'...taking him into a big hug, practically squeezing him with her tiny body. Andrew must be at least three full inches taller than she is.' three FULL inches! Wow, woman must be tiny.

'Even before Ian died, I always thought out-of-the-box. Instead of sitting around dreaming up new sex positions, as Natalie often does about Damon, her boyfriend of five years, I dream about things that really matter.' Well aren't you just so damned deep, Camryn???

'It fits tight and your boobs are perfect.' Gorgeous protagonist with an amazing body? I wonder where I've seen this before...

'...the jerk who cheated on me with some red-haired slut.' HOW DO YOU KNOW SHE IS A SLUT, YOU JUDGEMENTAL POO-FACE?


  1. It's all the same in New Adult these days - and I don't know why, but they are the rage now. I went to my library this week and guess what - all the latest New Adult books are there - but not the new YA ones! I am like - NA is just YA + erotica - you take late teen or 20-something protagonists and make an erotic story about them - that's what is counted as NA these days! Oh, and this book was just the most awful one I have come across. In fact, I've sworn off NA after this one.

  2. YES, thank you for this!
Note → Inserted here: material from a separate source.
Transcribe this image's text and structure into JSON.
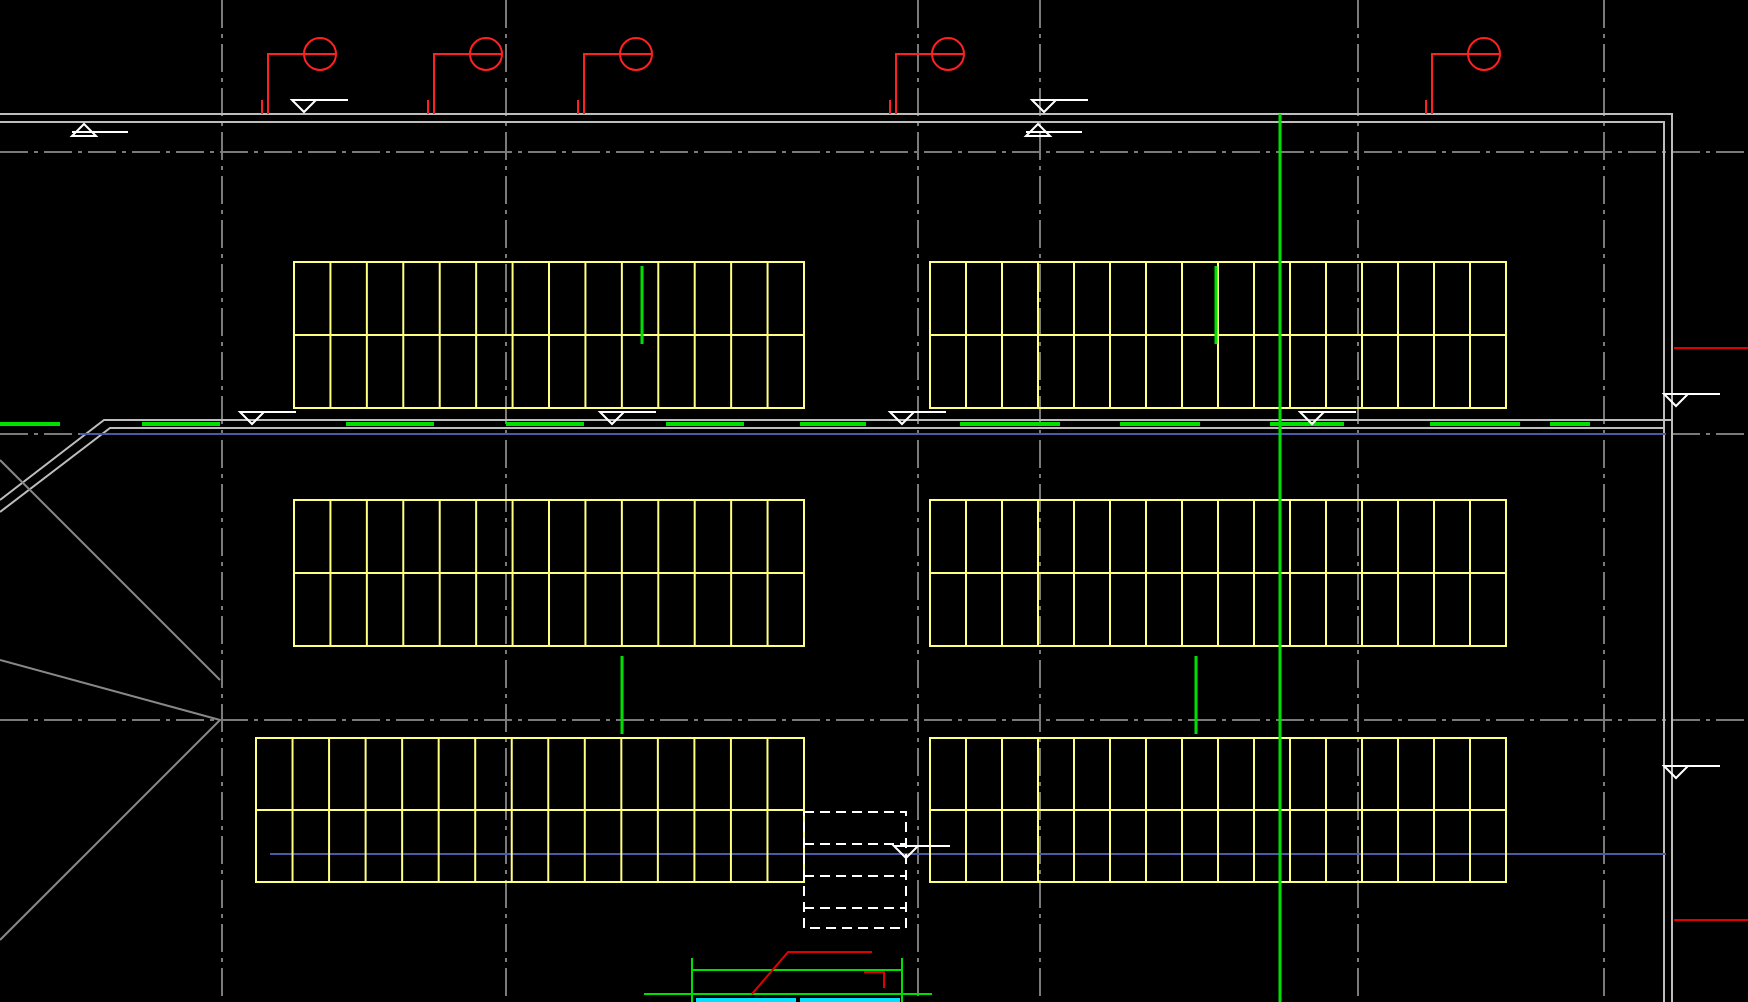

This New Adult thing can be very sexist so I stay away from it. I guess there are some exceptions, but the majority of these books has always the same characters and lots of slut-shaming.
    I completely agree with you 100%. I won't be reading this book, I already saw in other reviews how sexist it is. I really don't get it what other readers see it these books.
    Great review!